TASK ITEM: Below are some records; copy each line in them that contains "MONITOR".

Segment Start: ENTRIES PROVIDED

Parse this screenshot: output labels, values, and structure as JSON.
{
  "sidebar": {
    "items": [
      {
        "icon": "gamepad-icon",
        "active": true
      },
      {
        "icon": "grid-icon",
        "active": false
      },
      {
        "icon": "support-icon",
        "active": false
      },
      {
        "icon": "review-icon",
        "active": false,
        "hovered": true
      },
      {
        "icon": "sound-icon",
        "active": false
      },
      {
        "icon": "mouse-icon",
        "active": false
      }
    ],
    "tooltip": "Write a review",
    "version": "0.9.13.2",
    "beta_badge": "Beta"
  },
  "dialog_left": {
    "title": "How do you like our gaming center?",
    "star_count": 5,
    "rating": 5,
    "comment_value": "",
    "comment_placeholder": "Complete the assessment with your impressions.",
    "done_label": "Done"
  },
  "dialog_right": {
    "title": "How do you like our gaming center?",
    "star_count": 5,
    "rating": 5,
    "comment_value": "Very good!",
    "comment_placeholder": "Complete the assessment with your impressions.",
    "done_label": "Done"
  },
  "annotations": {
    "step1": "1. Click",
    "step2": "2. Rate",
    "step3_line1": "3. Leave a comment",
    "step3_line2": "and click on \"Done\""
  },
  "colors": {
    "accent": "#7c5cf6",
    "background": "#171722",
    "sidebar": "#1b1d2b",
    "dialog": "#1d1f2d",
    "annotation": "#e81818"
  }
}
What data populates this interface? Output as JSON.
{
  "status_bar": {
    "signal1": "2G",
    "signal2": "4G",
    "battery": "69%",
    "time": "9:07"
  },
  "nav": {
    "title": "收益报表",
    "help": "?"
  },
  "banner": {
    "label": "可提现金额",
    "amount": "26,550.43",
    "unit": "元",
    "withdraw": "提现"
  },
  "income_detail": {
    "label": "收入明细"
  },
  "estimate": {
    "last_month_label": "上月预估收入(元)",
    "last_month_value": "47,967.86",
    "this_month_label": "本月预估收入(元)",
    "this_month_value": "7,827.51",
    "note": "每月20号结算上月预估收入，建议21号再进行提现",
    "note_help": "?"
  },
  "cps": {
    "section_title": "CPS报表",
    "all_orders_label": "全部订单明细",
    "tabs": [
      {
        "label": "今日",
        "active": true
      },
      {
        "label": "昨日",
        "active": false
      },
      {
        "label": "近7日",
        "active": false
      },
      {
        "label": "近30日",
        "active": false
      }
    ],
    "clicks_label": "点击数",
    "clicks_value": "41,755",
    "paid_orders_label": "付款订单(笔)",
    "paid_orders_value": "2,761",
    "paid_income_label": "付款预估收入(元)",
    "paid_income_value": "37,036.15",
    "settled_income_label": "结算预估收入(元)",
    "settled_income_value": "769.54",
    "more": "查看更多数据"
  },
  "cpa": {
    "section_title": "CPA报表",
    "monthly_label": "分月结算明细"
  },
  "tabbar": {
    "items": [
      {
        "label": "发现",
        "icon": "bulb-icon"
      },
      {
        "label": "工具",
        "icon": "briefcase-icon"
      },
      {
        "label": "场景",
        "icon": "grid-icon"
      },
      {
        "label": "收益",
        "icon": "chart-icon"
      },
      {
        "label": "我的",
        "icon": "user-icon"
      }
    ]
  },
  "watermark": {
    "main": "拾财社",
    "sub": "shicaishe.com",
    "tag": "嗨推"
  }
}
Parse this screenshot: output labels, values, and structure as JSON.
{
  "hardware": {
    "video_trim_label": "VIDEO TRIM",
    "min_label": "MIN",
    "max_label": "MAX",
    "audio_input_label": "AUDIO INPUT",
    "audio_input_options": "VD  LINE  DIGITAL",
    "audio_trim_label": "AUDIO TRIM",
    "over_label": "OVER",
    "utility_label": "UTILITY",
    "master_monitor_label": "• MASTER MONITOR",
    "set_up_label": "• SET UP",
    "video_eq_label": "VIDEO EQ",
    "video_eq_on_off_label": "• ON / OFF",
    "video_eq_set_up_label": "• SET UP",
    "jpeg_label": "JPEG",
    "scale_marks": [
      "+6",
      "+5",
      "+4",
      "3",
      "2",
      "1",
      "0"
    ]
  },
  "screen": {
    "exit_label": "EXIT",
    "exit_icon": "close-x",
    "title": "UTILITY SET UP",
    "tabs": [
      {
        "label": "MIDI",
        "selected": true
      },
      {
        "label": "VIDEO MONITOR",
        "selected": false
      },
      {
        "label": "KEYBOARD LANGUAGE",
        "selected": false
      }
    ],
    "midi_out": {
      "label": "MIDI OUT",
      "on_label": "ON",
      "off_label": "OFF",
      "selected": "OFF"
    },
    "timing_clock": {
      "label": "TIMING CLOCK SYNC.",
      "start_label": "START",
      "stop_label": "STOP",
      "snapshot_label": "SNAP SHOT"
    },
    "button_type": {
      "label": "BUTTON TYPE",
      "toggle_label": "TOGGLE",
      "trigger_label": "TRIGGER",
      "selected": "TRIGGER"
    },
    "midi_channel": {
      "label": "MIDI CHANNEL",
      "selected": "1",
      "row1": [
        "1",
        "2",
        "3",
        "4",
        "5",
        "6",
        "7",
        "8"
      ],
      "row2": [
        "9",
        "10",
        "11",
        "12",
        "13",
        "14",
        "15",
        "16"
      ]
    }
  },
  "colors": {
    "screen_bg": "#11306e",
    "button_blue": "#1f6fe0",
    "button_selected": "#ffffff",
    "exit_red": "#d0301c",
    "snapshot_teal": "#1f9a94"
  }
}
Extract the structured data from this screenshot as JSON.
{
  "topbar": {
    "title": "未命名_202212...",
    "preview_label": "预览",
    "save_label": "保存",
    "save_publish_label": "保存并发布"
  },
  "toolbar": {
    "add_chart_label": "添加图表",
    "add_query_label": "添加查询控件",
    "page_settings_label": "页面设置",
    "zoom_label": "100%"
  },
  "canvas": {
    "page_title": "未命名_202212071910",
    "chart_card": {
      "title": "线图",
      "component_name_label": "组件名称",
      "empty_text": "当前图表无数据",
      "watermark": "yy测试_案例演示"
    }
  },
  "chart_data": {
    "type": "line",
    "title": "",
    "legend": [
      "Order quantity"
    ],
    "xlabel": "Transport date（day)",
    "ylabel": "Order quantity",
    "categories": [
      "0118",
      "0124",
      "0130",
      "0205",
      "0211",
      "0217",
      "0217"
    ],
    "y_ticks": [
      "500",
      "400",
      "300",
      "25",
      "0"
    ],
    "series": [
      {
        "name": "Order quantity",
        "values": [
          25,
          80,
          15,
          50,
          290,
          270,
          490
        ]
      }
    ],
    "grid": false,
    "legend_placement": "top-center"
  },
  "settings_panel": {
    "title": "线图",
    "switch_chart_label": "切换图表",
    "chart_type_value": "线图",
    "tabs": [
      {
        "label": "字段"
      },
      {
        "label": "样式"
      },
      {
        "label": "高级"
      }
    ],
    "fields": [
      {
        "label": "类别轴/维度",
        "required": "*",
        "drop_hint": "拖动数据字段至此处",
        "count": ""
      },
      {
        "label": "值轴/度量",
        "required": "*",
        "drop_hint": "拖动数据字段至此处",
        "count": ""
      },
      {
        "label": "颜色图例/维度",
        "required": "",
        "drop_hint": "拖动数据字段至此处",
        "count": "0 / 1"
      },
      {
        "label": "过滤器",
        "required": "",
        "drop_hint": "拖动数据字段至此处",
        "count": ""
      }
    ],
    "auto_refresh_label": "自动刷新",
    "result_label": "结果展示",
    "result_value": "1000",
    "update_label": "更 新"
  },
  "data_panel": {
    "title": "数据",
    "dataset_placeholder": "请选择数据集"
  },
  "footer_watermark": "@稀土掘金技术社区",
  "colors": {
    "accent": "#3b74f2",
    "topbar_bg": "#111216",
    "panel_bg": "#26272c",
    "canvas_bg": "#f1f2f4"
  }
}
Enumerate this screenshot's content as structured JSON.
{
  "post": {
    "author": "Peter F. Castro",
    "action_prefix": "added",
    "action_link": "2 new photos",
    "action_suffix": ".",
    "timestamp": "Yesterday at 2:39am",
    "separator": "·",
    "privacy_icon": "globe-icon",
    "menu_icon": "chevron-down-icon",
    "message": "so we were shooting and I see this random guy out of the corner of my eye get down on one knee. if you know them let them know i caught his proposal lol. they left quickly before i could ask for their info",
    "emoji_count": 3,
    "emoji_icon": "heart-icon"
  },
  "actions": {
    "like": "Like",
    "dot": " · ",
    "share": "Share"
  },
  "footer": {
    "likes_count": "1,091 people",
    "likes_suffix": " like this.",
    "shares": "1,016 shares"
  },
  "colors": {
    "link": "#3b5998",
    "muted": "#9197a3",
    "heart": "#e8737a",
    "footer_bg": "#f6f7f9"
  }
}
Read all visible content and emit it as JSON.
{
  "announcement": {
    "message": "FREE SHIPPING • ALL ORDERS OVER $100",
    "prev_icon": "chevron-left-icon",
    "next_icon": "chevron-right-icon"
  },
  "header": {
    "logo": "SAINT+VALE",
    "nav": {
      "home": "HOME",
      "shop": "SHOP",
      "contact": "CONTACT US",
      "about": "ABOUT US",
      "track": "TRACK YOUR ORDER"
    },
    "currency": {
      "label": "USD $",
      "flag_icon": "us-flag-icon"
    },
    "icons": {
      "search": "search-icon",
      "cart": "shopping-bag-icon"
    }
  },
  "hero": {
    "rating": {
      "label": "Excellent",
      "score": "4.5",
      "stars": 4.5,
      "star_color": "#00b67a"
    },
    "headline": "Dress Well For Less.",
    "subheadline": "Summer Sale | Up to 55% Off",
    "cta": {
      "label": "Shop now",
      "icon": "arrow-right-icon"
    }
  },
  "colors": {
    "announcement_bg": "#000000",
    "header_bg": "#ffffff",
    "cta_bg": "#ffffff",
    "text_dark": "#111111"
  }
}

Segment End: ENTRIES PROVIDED

COMPLETED TASK:
    "master_monitor_label": "• MASTER MONITOR",
        "label": "VIDEO MONITOR",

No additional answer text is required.